Love them or hate them, KPIs are the backbone of your business.
KPIs, or key performance indicators, can help you understand if your company is on the right track for success—and if it’s not, where to focus your attention. No matter what it measures, the aim of any KPI is to bring about improvement.
In addition, today’s finance leaders want to spend more time thinking about frameworks for measuring results in the form of KPIs and using these KPIs to guide course correction to drive business performance.
But with the amount of data that today’s businesses and organizations generate, it is important to choose the right metrics and indicators. At the same time, KPIs must be aligned with your company’s overall strategy and objectives.
Get them right and corporate performance will improve. Get them wrong and you will be focusing on indicators that have no overall positive impact on your business.
Therefore, it is critical for finance practitioners to understand the difference between a measure, a metric, and a KPI. Just because you can measure something doesn’t make it a metric. And even though you may have identified a metric, that doesn’t automatically make it a KPI. Simply put, KPIs derive from metrics—which are created out of measurements.
Got that? Ok, good. Now for the important part: You must be able to measure a KPI. And everybody within your organization needs to measure it in the same way.
Converting metrics into KPIs
A measurement can be number of customers, number of sales, or total revenue. But until you start making comparisons, they are simply numbers. A metric is typically a combination of two or more measures, such as the number of customers over time or the total revenue over time. Metrics illustrate whether the values are good or bad and can help with financial forecasting and benchmarking.
A metric becomes a KPI when it is put in the context of a particular organization or industry. A KPI adds meat to the detail, so ratios and percentages often make better KPIs than just the number of things in a group.
What makes a good KPI, and how many should you have?

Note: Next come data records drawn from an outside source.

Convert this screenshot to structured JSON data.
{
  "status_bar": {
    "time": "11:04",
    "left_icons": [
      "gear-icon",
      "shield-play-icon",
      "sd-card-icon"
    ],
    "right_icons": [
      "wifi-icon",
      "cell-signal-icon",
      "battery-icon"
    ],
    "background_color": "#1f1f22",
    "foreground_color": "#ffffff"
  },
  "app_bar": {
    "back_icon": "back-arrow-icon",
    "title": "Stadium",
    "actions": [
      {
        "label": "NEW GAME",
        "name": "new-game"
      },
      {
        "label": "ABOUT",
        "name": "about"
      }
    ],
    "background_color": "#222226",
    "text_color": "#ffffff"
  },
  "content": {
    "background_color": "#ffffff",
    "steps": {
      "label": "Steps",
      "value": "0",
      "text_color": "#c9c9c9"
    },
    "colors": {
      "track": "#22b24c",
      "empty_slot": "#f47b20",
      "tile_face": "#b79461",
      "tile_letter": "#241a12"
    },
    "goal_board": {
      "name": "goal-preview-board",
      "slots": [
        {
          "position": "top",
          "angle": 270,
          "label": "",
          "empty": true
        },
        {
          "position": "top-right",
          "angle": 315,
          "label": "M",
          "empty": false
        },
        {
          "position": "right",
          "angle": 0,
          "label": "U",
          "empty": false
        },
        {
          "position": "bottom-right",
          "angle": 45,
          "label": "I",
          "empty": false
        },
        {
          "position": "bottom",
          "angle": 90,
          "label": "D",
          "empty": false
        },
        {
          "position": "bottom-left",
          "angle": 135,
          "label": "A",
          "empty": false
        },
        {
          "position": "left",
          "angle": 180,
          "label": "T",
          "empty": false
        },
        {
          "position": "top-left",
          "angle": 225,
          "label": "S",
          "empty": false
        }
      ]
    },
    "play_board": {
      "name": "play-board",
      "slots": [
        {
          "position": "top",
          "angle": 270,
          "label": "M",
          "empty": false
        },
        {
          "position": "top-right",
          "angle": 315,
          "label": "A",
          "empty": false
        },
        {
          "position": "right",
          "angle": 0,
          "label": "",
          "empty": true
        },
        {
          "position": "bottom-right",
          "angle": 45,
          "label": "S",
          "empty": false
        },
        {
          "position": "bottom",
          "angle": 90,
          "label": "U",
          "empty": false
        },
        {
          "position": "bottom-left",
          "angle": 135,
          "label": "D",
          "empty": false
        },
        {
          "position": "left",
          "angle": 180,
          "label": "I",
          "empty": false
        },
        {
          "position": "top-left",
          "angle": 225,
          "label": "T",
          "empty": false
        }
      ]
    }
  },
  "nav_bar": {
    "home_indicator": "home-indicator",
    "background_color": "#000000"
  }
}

Overall, you should have no more than 5-6 KPIs developed at an executive or leadership level, although each department will have their own.
KPIs give executives the chance to communicate the mission and focus of the organization to investors, team members, and other stakeholders. As KPIs filter through the organization, they must grab employees’ attention to make sure that everyone is moving together in the right direction and delivering value to the business.
Furthermore, visualizing KPIs through finance and operations dashboards makes it easier to quickly get a sense of how well the organization is meeting its KPI goals. The most effective companies also incorporate their KPIs into a rolling forecasting process so they can keep their eyes on the prize as this business evolves.
Departments, and even individuals within an organization, may have their own KPIs. But it is important that they understand the context of what they are being measured against and how it fits within the broader business strategy and goals.
KPIs vary depending on your business and industry
The KPIs that a company or organization measures will vary depending on the type of business and industry, its customers, and its staff. However, they are likely to include some of the following:
- Net profit
- Net promoter score
- Customer engagement
- Customer complaints
- Market share
- Share of voice
- Carbon footprint
- Supply chain miles
- Waste recycling rate
- Employee satisfaction
- Staff churn
- Return on investment (ROI)
Once you have defined your business’ goals and strategy, identifying and aligning the KPIs for your business will be much simpler. In addition, integrated, built-in analytical dashboards enable continuous monitoring of business performance, including operational data and KPIs to inform plans and decision making.
Want to learn how a best-practice, active planning process can help you drive business success? An active planning process is collaborative, comprehensive, and continuous—one that results in a better business plan. Better budgeting and forecasting. You’ll get greater visibility into business performance, build confidence in the numbers, make data-driven decisions, and increase buy-in and accountability throughout the organization. Learn more here.